**Exercise prompt:** Across the entries that follow, how many lines have the word "Development" in them? Give only the number.

Segment Open

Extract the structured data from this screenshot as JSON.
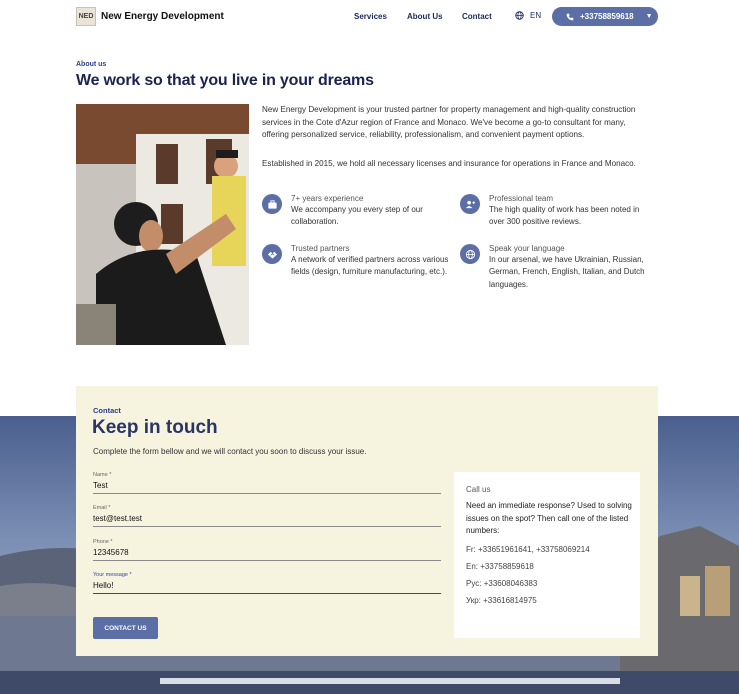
{
  "header": {
    "logo_text": "NED",
    "brand": "New Energy Development",
    "nav": [
      "Services",
      "About Us",
      "Contact"
    ],
    "lang": "EN",
    "phone": "+33758859618"
  },
  "about": {
    "kicker": "About us",
    "title": "We work so that you live in your dreams",
    "p1": "New Energy Development is your trusted partner for property management and high-quality construction services in the Cote d'Azur region of France and Monaco. We've become a go-to consultant for many, offering personalized service, reliability, professionalism, and convenient payment options.",
    "p2": "Established in 2015, we hold all necessary licenses and insurance for operations in France and Monaco.",
    "features": [
      {
        "title": "7+ years experience",
        "text": "We accompany you every step of our collaboration.",
        "icon": "briefcase-icon"
      },
      {
        "title": "Professional team",
        "text": "The high quality of work has been noted in over 300 positive reviews.",
        "icon": "team-icon"
      },
      {
        "title": "Trusted partners",
        "text": "A network of verified partners across various fields (design, furniture manufacturing, etc.).",
        "icon": "handshake-icon"
      },
      {
        "title": "Speak your language",
        "text": "In our arsenal, we have Ukrainian, Russian, German, French, English, Italian, and Dutch languages.",
        "icon": "globe-icon"
      }
    ]
  },
  "contact": {
    "kicker": "Contact",
    "title": "Keep in touch",
    "subtitle": "Complete the form bellow and we will contact you soon to discuss your issue.",
    "fields": [
      {
        "label": "Name *",
        "value": "Test"
      },
      {
        "label": "Email *",
        "value": "test@test.test"
      },
      {
        "label": "Phone *",
        "value": "12345678"
      },
      {
        "label": "Your message *",
        "value": "Hello!"
      }
    ],
    "submit": "CONTACT US",
    "call": {
      "heading": "Call us",
      "text": "Need an immediate response? Used to solving issues on the spot? Then call one of the listed numbers:",
      "lines": [
        "Fr: +33651961641, +33758069214",
        "En: +33758859618",
        "Рус: +33608046383",
        "Укр: +33616814975"
      ]
    }
  },
  "colors": {
    "accent": "#5b6ea6",
    "title": "#1b2350",
    "card": "#f6f3df"
  }
}
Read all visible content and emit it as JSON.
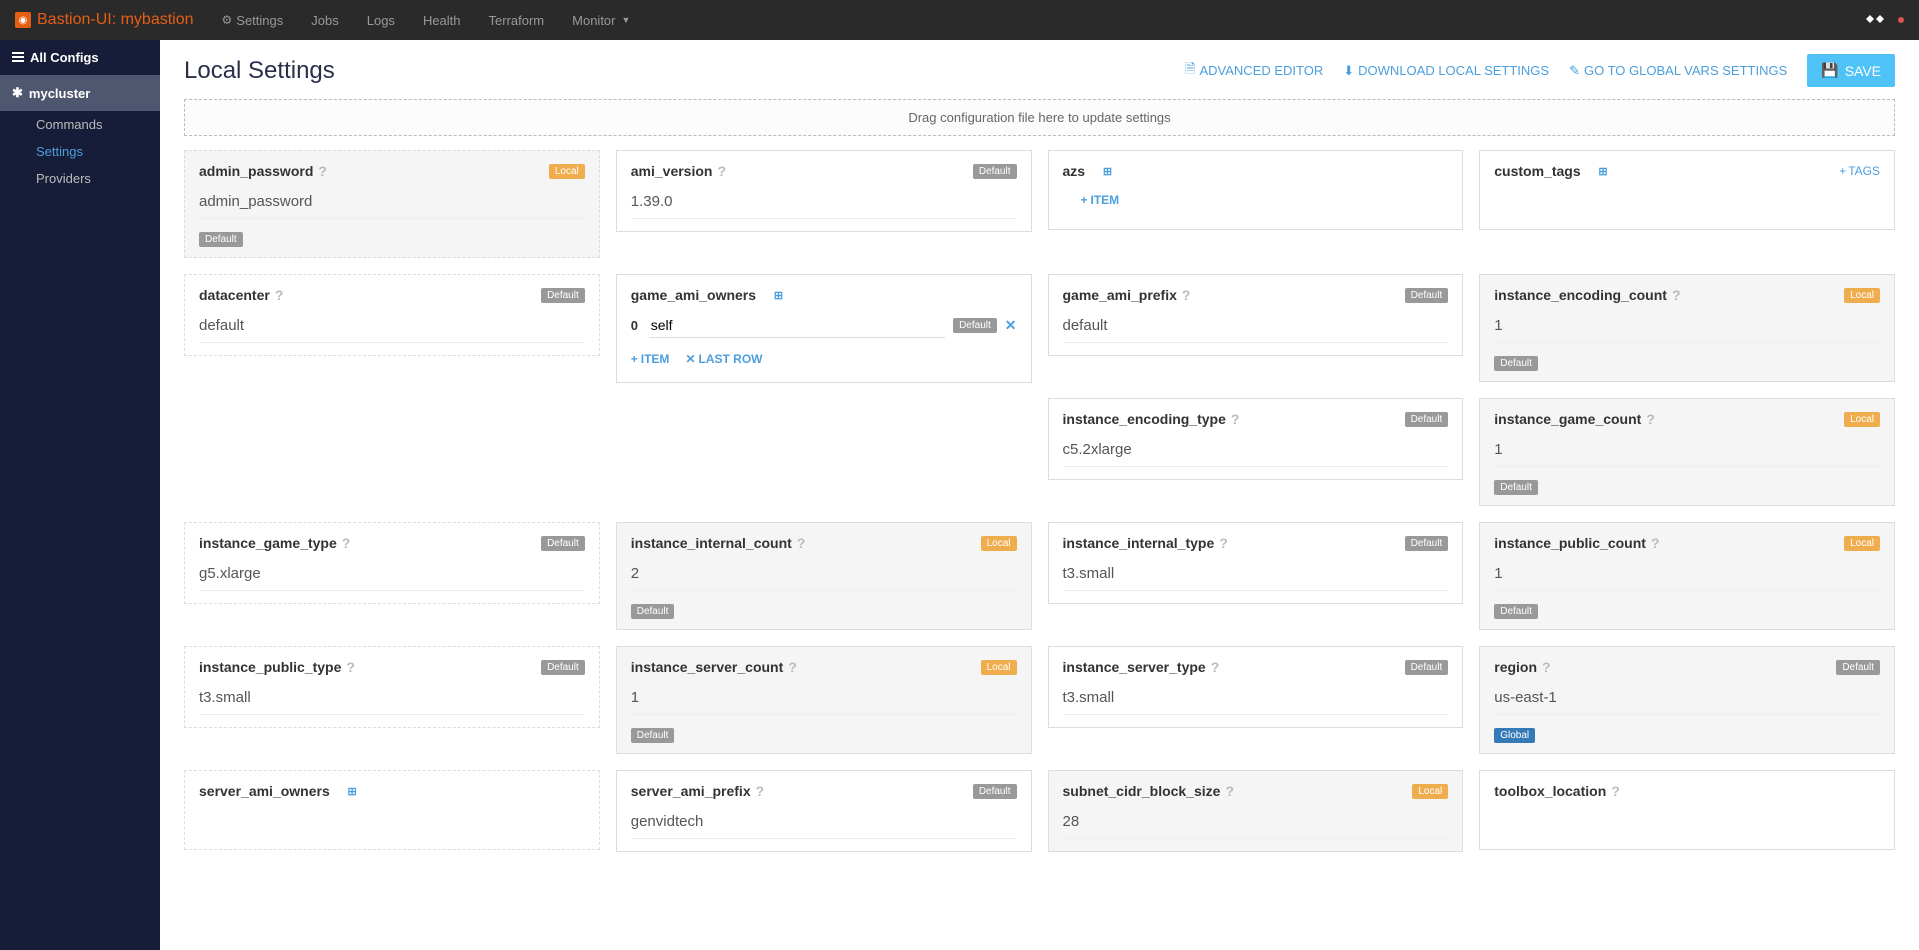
{
  "navbar": {
    "brand": "Bastion-UI: mybastion",
    "items": [
      {
        "label": "Settings",
        "icon": "gear"
      },
      {
        "label": "Jobs"
      },
      {
        "label": "Logs"
      },
      {
        "label": "Health"
      },
      {
        "label": "Terraform"
      },
      {
        "label": "Monitor",
        "dropdown": true
      }
    ]
  },
  "sidebar": {
    "all_configs": "All Configs",
    "cluster": "mycluster",
    "subitems": [
      {
        "label": "Commands",
        "active": false
      },
      {
        "label": "Settings",
        "active": true
      },
      {
        "label": "Providers",
        "active": false
      }
    ]
  },
  "page": {
    "title": "Local Settings",
    "toolbar": {
      "advanced": "ADVANCED EDITOR",
      "download": "DOWNLOAD LOCAL SETTINGS",
      "global": "GO TO GLOBAL VARS SETTINGS",
      "save": "SAVE"
    },
    "dropzone": "Drag configuration file here to update settings"
  },
  "labels": {
    "item": "ITEM",
    "tags": "TAGS",
    "last_row": "LAST ROW",
    "default_badge": "Default",
    "local_badge": "Local",
    "global_badge": "Global"
  },
  "cards": {
    "admin_password": {
      "title": "admin_password",
      "value": "admin_password",
      "badge": "Local",
      "footer_badge": "Default",
      "modified": true,
      "dashed": true
    },
    "ami_version": {
      "title": "ami_version",
      "value": "1.39.0",
      "badge": "Default"
    },
    "azs": {
      "title": "azs",
      "expand": true,
      "add_item": true
    },
    "custom_tags": {
      "title": "custom_tags",
      "expand": true,
      "tags_action": true
    },
    "datacenter": {
      "title": "datacenter",
      "value": "default",
      "badge": "Default",
      "dashed": true
    },
    "game_ami_owners": {
      "title": "game_ami_owners",
      "expand": true,
      "rows": [
        {
          "idx": "0",
          "val": "self",
          "badge": "Default"
        }
      ],
      "add_item": true,
      "last_row": true
    },
    "game_ami_prefix": {
      "title": "game_ami_prefix",
      "value": "default",
      "badge": "Default"
    },
    "instance_encoding_count": {
      "title": "instance_encoding_count",
      "value": "1",
      "badge": "Local",
      "footer_badge": "Default",
      "modified": true
    },
    "instance_encoding_type": {
      "title": "instance_encoding_type",
      "value": "c5.2xlarge",
      "badge": "Default"
    },
    "instance_game_count": {
      "title": "instance_game_count",
      "value": "1",
      "badge": "Local",
      "footer_badge": "Default",
      "modified": true
    },
    "instance_game_type": {
      "title": "instance_game_type",
      "value": "g5.xlarge",
      "badge": "Default",
      "dashed": true
    },
    "instance_internal_count": {
      "title": "instance_internal_count",
      "value": "2",
      "badge": "Local",
      "footer_badge": "Default",
      "modified": true
    },
    "instance_internal_type": {
      "title": "instance_internal_type",
      "value": "t3.small",
      "badge": "Default"
    },
    "instance_public_count": {
      "title": "instance_public_count",
      "value": "1",
      "badge": "Local",
      "footer_badge": "Default",
      "modified": true
    },
    "instance_public_type": {
      "title": "instance_public_type",
      "value": "t3.small",
      "badge": "Default",
      "dashed": true
    },
    "instance_server_count": {
      "title": "instance_server_count",
      "value": "1",
      "badge": "Local",
      "footer_badge": "Default",
      "modified": true
    },
    "instance_server_type": {
      "title": "instance_server_type",
      "value": "t3.small",
      "badge": "Default"
    },
    "region": {
      "title": "region",
      "value": "us-east-1",
      "badge": "Default",
      "footer_badge": "Global",
      "modified": true
    },
    "server_ami_owners": {
      "title": "server_ami_owners",
      "expand": true,
      "dashed": true
    },
    "server_ami_prefix": {
      "title": "server_ami_prefix",
      "value": "genvidtech",
      "badge": "Default"
    },
    "subnet_cidr_block_size": {
      "title": "subnet_cidr_block_size",
      "value": "28",
      "badge": "Local",
      "modified": true
    },
    "toolbox_location": {
      "title": "toolbox_location"
    }
  }
}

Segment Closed

**The completed task:** 2